== Entries from a dataset of interfaces ==
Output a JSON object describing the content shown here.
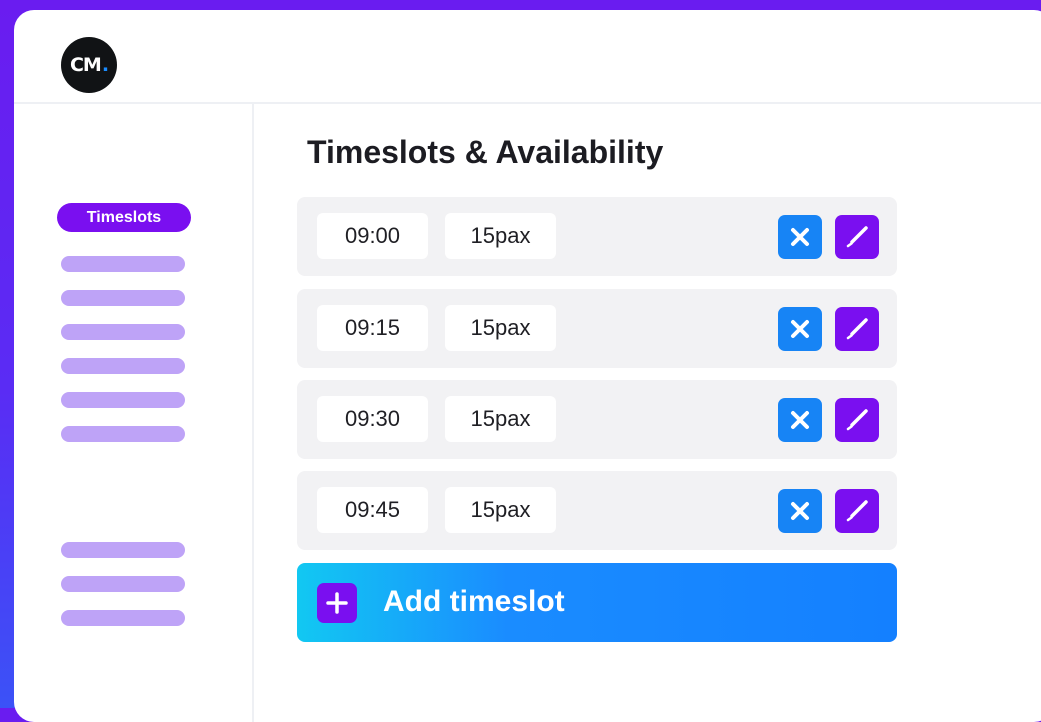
{
  "header": {
    "logo_text": "CM",
    "logo_dot": "."
  },
  "sidebar": {
    "active_item": "Timeslots",
    "placeholder_count": 9
  },
  "main": {
    "title": "Timeslots & Availability",
    "timeslots": [
      {
        "time": "09:00",
        "capacity": "15pax"
      },
      {
        "time": "09:15",
        "capacity": "15pax"
      },
      {
        "time": "09:30",
        "capacity": "15pax"
      },
      {
        "time": "09:45",
        "capacity": "15pax"
      }
    ],
    "add_button_label": "Add timeslot"
  },
  "colors": {
    "brand_purple": "#7a0ff0",
    "action_blue": "#1784f5",
    "sidebar_placeholder": "#bea3f7"
  },
  "icons": {
    "delete": "close-icon",
    "edit": "pencil-icon",
    "add": "plus-icon"
  }
}
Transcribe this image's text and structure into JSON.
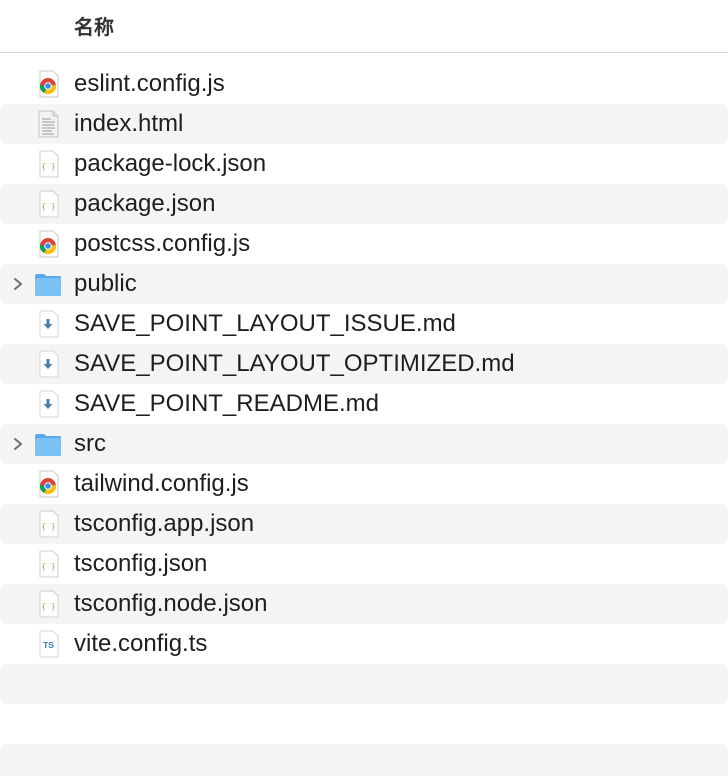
{
  "header": {
    "name_label": "名称"
  },
  "files": [
    {
      "name": "eslint.config.js",
      "icon": "chrome-icon",
      "folder": false
    },
    {
      "name": "index.html",
      "icon": "html-document-icon",
      "folder": false
    },
    {
      "name": "package-lock.json",
      "icon": "json-file-icon",
      "folder": false
    },
    {
      "name": "package.json",
      "icon": "json-file-icon",
      "folder": false
    },
    {
      "name": "postcss.config.js",
      "icon": "chrome-icon",
      "folder": false
    },
    {
      "name": "public",
      "icon": "folder-icon",
      "folder": true
    },
    {
      "name": "SAVE_POINT_LAYOUT_ISSUE.md",
      "icon": "markdown-file-icon",
      "folder": false
    },
    {
      "name": "SAVE_POINT_LAYOUT_OPTIMIZED.md",
      "icon": "markdown-file-icon",
      "folder": false
    },
    {
      "name": "SAVE_POINT_README.md",
      "icon": "markdown-file-icon",
      "folder": false
    },
    {
      "name": "src",
      "icon": "folder-icon",
      "folder": true
    },
    {
      "name": "tailwind.config.js",
      "icon": "chrome-icon",
      "folder": false
    },
    {
      "name": "tsconfig.app.json",
      "icon": "json-file-icon",
      "folder": false
    },
    {
      "name": "tsconfig.json",
      "icon": "json-file-icon",
      "folder": false
    },
    {
      "name": "tsconfig.node.json",
      "icon": "json-file-icon",
      "folder": false
    },
    {
      "name": "vite.config.ts",
      "icon": "typescript-file-icon",
      "folder": false
    }
  ],
  "colors": {
    "stripe": "#f4f4f5",
    "folder": "#6cb4ee",
    "divider": "#d8d8d8"
  }
}
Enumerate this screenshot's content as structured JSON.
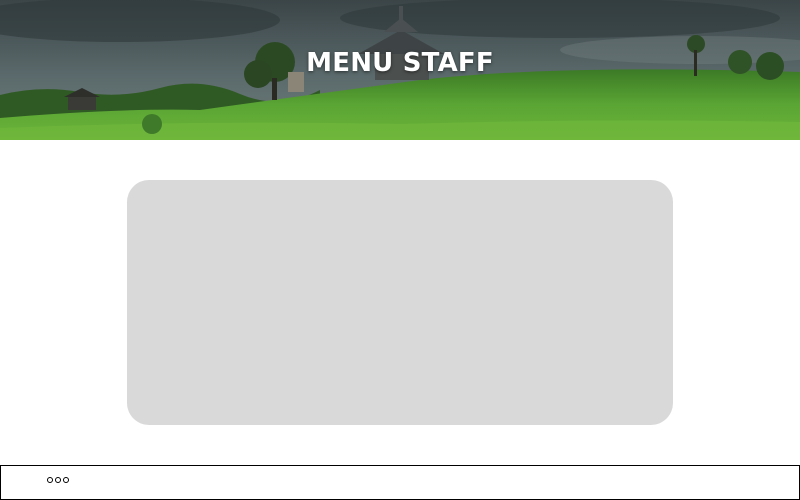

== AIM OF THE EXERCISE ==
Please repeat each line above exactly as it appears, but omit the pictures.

== ANSWER FOR THIS EXERCISE ==
Output a JSON object describing the content shown here.
{
  "header": {
    "logo_text": "CM",
    "logo_dot": "."
  },
  "sidebar": {
    "active_item": "Timeslots",
    "placeholder_count": 9
  },
  "main": {
    "title": "Timeslots & Availability",
    "timeslots": [
      {
        "time": "09:00",
        "capacity": "15pax"
      },
      {
        "time": "09:15",
        "capacity": "15pax"
      },
      {
        "time": "09:30",
        "capacity": "15pax"
      },
      {
        "time": "09:45",
        "capacity": "15pax"
      }
    ],
    "add_button_label": "Add timeslot"
  },
  "colors": {
    "brand_purple": "#7a0ff0",
    "action_blue": "#1784f5",
    "sidebar_placeholder": "#bea3f7"
  },
  "icons": {
    "delete": "close-icon",
    "edit": "pencil-icon",
    "add": "plus-icon"
  }
}
Transcribe this image's text and structure into JSON.
{
  "header": {
    "name_label": "名称"
  },
  "files": [
    {
      "name": "eslint.config.js",
      "icon": "chrome-icon",
      "folder": false
    },
    {
      "name": "index.html",
      "icon": "html-document-icon",
      "folder": false
    },
    {
      "name": "package-lock.json",
      "icon": "json-file-icon",
      "folder": false
    },
    {
      "name": "package.json",
      "icon": "json-file-icon",
      "folder": false
    },
    {
      "name": "postcss.config.js",
      "icon": "chrome-icon",
      "folder": false
    },
    {
      "name": "public",
      "icon": "folder-icon",
      "folder": true
    },
    {
      "name": "SAVE_POINT_LAYOUT_ISSUE.md",
      "icon": "markdown-file-icon",
      "folder": false
    },
    {
      "name": "SAVE_POINT_LAYOUT_OPTIMIZED.md",
      "icon": "markdown-file-icon",
      "folder": false
    },
    {
      "name": "SAVE_POINT_README.md",
      "icon": "markdown-file-icon",
      "folder": false
    },
    {
      "name": "src",
      "icon": "folder-icon",
      "folder": true
    },
    {
      "name": "tailwind.config.js",
      "icon": "chrome-icon",
      "folder": false
    },
    {
      "name": "tsconfig.app.json",
      "icon": "json-file-icon",
      "folder": false
    },
    {
      "name": "tsconfig.json",
      "icon": "json-file-icon",
      "folder": false
    },
    {
      "name": "tsconfig.node.json",
      "icon": "json-file-icon",
      "folder": false
    },
    {
      "name": "vite.config.ts",
      "icon": "typescript-file-icon",
      "folder": false
    }
  ],
  "colors": {
    "stripe": "#f4f4f5",
    "folder": "#6cb4ee",
    "divider": "#d8d8d8"
  }
}
Enumerate this screenshot's content as structured JSON.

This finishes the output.